TASK TO COMPLETE >> When you write out the listing below, keep each word exactly as it stands and drop the pictures.

AVAILABLE RECORDS >>

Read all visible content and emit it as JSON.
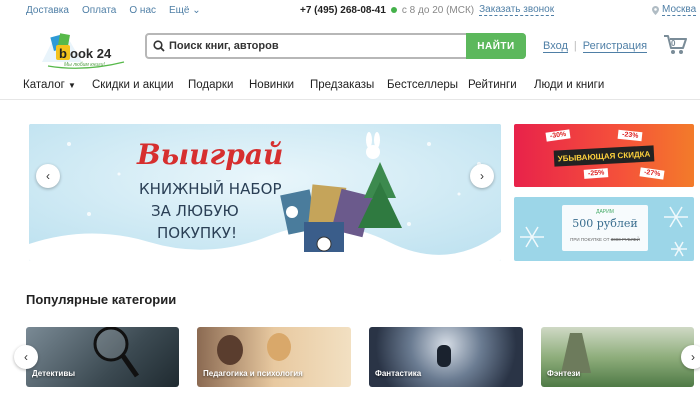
{
  "topbar": {
    "links": [
      "Доставка",
      "Оплата",
      "О нас"
    ],
    "more": "Ещё",
    "phone": "+7 (495) 268-08-41",
    "hours": "с 8 до 20 (МСК)",
    "callback": "Заказать звонок",
    "city": "Москва"
  },
  "logo": {
    "text": "book 24",
    "tagline": "Мы любим книги!"
  },
  "search": {
    "placeholder": "Поиск книг, авторов",
    "button": "НАЙТИ"
  },
  "auth": {
    "login": "Вход",
    "register": "Регистрация"
  },
  "nav": [
    "Каталог",
    "Скидки и акции",
    "Подарки",
    "Новинки",
    "Предзаказы",
    "Бестселлеры",
    "Рейтинги",
    "Люди и книги"
  ],
  "banner": {
    "line1": "Выиграй",
    "line2": "книжный набор",
    "line3": "за любую",
    "line4": "покупку!"
  },
  "side1": {
    "title": "Убывающая скидка",
    "tags": [
      "-30%",
      "-23%",
      "-25%",
      "-27%"
    ]
  },
  "side2": {
    "small": "ДАРИМ",
    "amount": "500 рублей",
    "note": "ПРИ ПОКУПКЕ ОТ",
    "strike": "3000 РУБЛЕЙ"
  },
  "popular": {
    "title": "Популярные категории",
    "cards": [
      "Детективы",
      "Педагогика и психология",
      "Фантастика",
      "Фэнтези"
    ]
  },
  "colors": {
    "accent": "#5cb85c",
    "link": "#4f7fa6"
  }
}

RESPONSE BOX >>
Read all visible content and emit it as JSON.
{
  "topbar": {
    "links": [
      "Доставка",
      "Оплата",
      "О нас"
    ],
    "more": "Ещё",
    "phone": "+7 (495) 268-08-41",
    "hours": "с 8 до 20 (МСК)",
    "callback": "Заказать звонок",
    "city": "Москва"
  },
  "logo": {
    "text": "book 24",
    "tagline": "Мы любим книги!"
  },
  "search": {
    "placeholder": "Поиск книг, авторов",
    "button": "НАЙТИ"
  },
  "auth": {
    "login": "Вход",
    "register": "Регистрация"
  },
  "nav": [
    "Каталог",
    "Скидки и акции",
    "Подарки",
    "Новинки",
    "Предзаказы",
    "Бестселлеры",
    "Рейтинги",
    "Люди и книги"
  ],
  "banner": {
    "line1": "Выиграй",
    "line2": "книжный набор",
    "line3": "за любую",
    "line4": "покупку!"
  },
  "side1": {
    "title": "Убывающая скидка",
    "tags": [
      "-30%",
      "-23%",
      "-25%",
      "-27%"
    ]
  },
  "side2": {
    "small": "ДАРИМ",
    "amount": "500 рублей",
    "note": "ПРИ ПОКУПКЕ ОТ",
    "strike": "3000 РУБЛЕЙ"
  },
  "popular": {
    "title": "Популярные категории",
    "cards": [
      "Детективы",
      "Педагогика и психология",
      "Фантастика",
      "Фэнтези"
    ]
  },
  "colors": {
    "accent": "#5cb85c",
    "link": "#4f7fa6"
  }
}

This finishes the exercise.